[3] Hamman, I., Infante-Duarte, C., Zipp, F. (2008) Therapeutic targeting of chemokine signaling in Multiple Sclerosis. Journal of the Neurological Sciences 274, 31-38
[4] Beggs,K.J., Deans, R.J., Klyushnenkova, E., Majumdar, M.K., McIntosh, K.R., Mosca, J.D., Simonetti, D.W., Zernetkina, V. (2005) T cell responses to allogeneic human mesenchymal stem cells: immunogenicity, tolerance, and suppression. Journal Of Biomedical Science 12,47-57
[5] Song, S.U., Yi, T., (2012) Immunomodulatory properties of Mesenchymal stem cells and their therapeutic applications. Archives of ParmacalResearch 35:2, 213-221
[6] Belmadani, A., Miller, R.J., Ren, D., Tran, P.B. (2006) Chemokines Regulate the migration of neural progenitors to sites of neuroinflammation. The Journal of Neuroscience 26:12, 3182-3191
[7] Gage, F.H., Horner, P.J., McTigue, D.M., Stokes, B.T. (1998) Neurotrophin-3 and brain-derived neurotrophic factor induce oligodendrocyte proliferation and myelination of regenerating axons in the contused adult rat spinal cord. The Journal of Neuroscience 18:14, 5354-5365
[8] Wolswijk, G. (1998) Chronic Stage Multiple Sclerosis Lesions contain a relatively quiescent population of Oligodendrocyte precursor cells. The Journal of Neuroscience 18:2, 601-609
[9] Furuyama, T., Inagaki, S., Kageura, M., Tamai, R., Yamaguchi, W. (2012) Sema4D as an inhibitory regulator in Oligodendrocyte development. Molecular and Cellular Neuroscience 49, 290-299
[10] Aunis, D., Bagnard, D., Crémel, G., Koncina, E., Roth, L., Satkauskas, S. (2009) The many faces of Semaphorins: from development to pathology. Cellular and Molecular Life Sciences 66, 649-666
[11] Kumanogoh, A., Nakatsuji, Y., Okuno, T. (2011) The role of immune Semaphorins in Multiple Sclerosis. Federation of European Biochemical Societies Letters 585:23, 3829-3835.

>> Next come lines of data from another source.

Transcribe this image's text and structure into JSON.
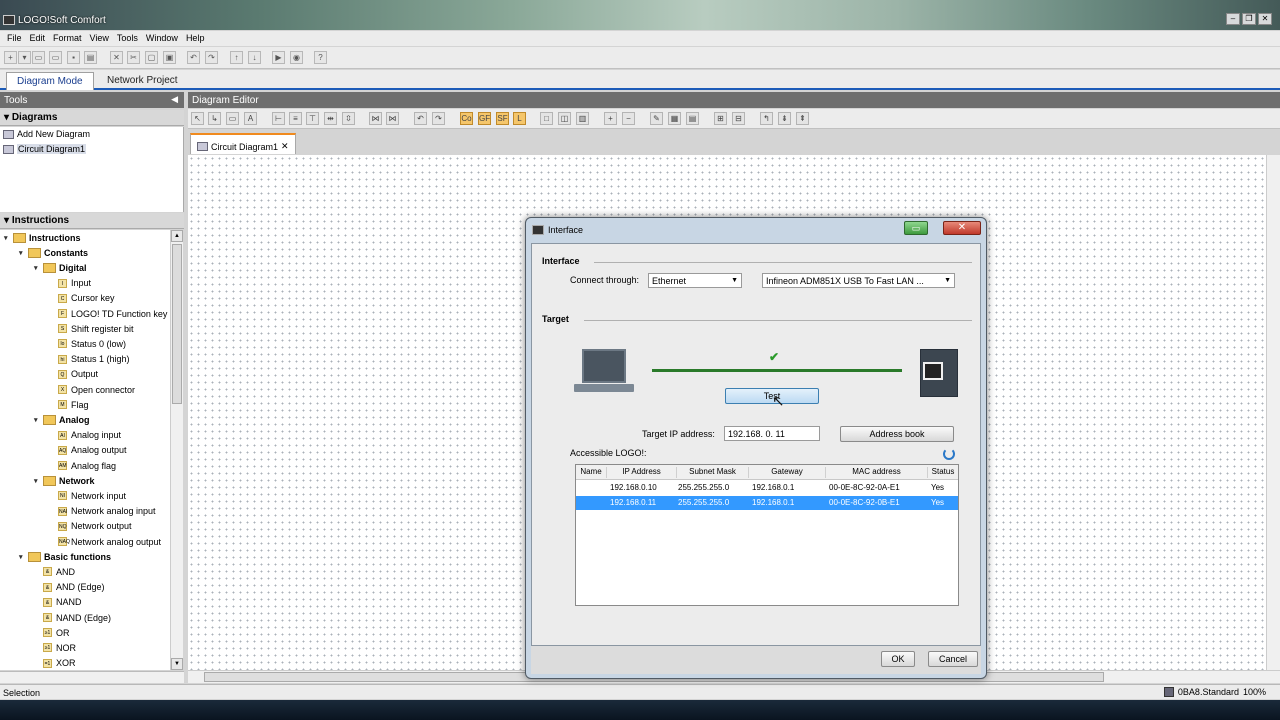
{
  "window": {
    "title": "LOGO!Soft Comfort"
  },
  "menu": [
    "File",
    "Edit",
    "Format",
    "View",
    "Tools",
    "Window",
    "Help"
  ],
  "modes": {
    "active": "Diagram Mode",
    "inactive": "Network Project"
  },
  "tools_panel": {
    "title": "Tools",
    "diagrams_title": "Diagrams",
    "diagrams": [
      "Add New Diagram",
      "Circuit Diagram1"
    ],
    "instructions_title": "Instructions",
    "tree": [
      {
        "label": "Instructions",
        "level": 0,
        "type": "folder",
        "bold": true
      },
      {
        "label": "Constants",
        "level": 1,
        "type": "folder",
        "bold": true
      },
      {
        "label": "Digital",
        "level": 2,
        "type": "folder",
        "bold": true
      },
      {
        "label": "Input",
        "level": 3,
        "type": "leaf",
        "code": "I"
      },
      {
        "label": "Cursor key",
        "level": 3,
        "type": "leaf",
        "code": "C"
      },
      {
        "label": "LOGO! TD Function key",
        "level": 3,
        "type": "leaf",
        "code": "F"
      },
      {
        "label": "Shift register bit",
        "level": 3,
        "type": "leaf",
        "code": "S"
      },
      {
        "label": "Status 0 (low)",
        "level": 3,
        "type": "leaf",
        "code": "lo"
      },
      {
        "label": "Status 1 (high)",
        "level": 3,
        "type": "leaf",
        "code": "hi"
      },
      {
        "label": "Output",
        "level": 3,
        "type": "leaf",
        "code": "Q"
      },
      {
        "label": "Open connector",
        "level": 3,
        "type": "leaf",
        "code": "X"
      },
      {
        "label": "Flag",
        "level": 3,
        "type": "leaf",
        "code": "M"
      },
      {
        "label": "Analog",
        "level": 2,
        "type": "folder",
        "bold": true
      },
      {
        "label": "Analog input",
        "level": 3,
        "type": "leaf",
        "code": "AI"
      },
      {
        "label": "Analog output",
        "level": 3,
        "type": "leaf",
        "code": "AQ"
      },
      {
        "label": "Analog flag",
        "level": 3,
        "type": "leaf",
        "code": "AM"
      },
      {
        "label": "Network",
        "level": 2,
        "type": "folder",
        "bold": true
      },
      {
        "label": "Network input",
        "level": 3,
        "type": "leaf",
        "code": "NI"
      },
      {
        "label": "Network analog input",
        "level": 3,
        "type": "leaf",
        "code": "NAI"
      },
      {
        "label": "Network output",
        "level": 3,
        "type": "leaf",
        "code": "NQ"
      },
      {
        "label": "Network analog output",
        "level": 3,
        "type": "leaf",
        "code": "NAQ"
      },
      {
        "label": "Basic functions",
        "level": 1,
        "type": "folder",
        "bold": true
      },
      {
        "label": "AND",
        "level": 2,
        "type": "leaf",
        "code": "&"
      },
      {
        "label": "AND (Edge)",
        "level": 2,
        "type": "leaf",
        "code": "&"
      },
      {
        "label": "NAND",
        "level": 2,
        "type": "leaf",
        "code": "&"
      },
      {
        "label": "NAND (Edge)",
        "level": 2,
        "type": "leaf",
        "code": "&"
      },
      {
        "label": "OR",
        "level": 2,
        "type": "leaf",
        "code": "≥1"
      },
      {
        "label": "NOR",
        "level": 2,
        "type": "leaf",
        "code": "≥1"
      },
      {
        "label": "XOR",
        "level": 2,
        "type": "leaf",
        "code": "=1"
      }
    ]
  },
  "editor": {
    "title": "Diagram Editor",
    "tab": "Circuit Diagram1"
  },
  "status": {
    "left": "Selection",
    "device": "0BA8.Standard",
    "zoom": "100%"
  },
  "dialog": {
    "title": "Interface",
    "interface_label": "Interface",
    "connect_label": "Connect through:",
    "connect_value": "Ethernet",
    "adapter_value": "Infineon ADM851X USB To Fast LAN ...",
    "target_label": "Target",
    "test_button": "Test",
    "target_ip_label": "Target IP address:",
    "target_ip_value": "192.168.  0. 11",
    "address_book_button": "Address book",
    "accessible_label": "Accessible LOGO!:",
    "columns": [
      "Name",
      "IP Address",
      "Subnet Mask",
      "Gateway",
      "MAC address",
      "Status"
    ],
    "rows": [
      {
        "name": "",
        "ip": "192.168.0.10",
        "mask": "255.255.255.0",
        "gateway": "192.168.0.1",
        "mac": "00-0E-8C-92-0A-E1",
        "status": "Yes"
      },
      {
        "name": "",
        "ip": "192.168.0.11",
        "mask": "255.255.255.0",
        "gateway": "192.168.0.1",
        "mac": "00-0E-8C-92-0B-E1",
        "status": "Yes"
      }
    ],
    "ok_button": "OK",
    "cancel_button": "Cancel"
  }
}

5. See also

Multiple Sclerosis

Theories of Origin and Risk Factors

Pathophysiology of Multiple Sclerosis

Clincal Symptoms and Diagnosis

Multiple Sclerosis Modifying Treatment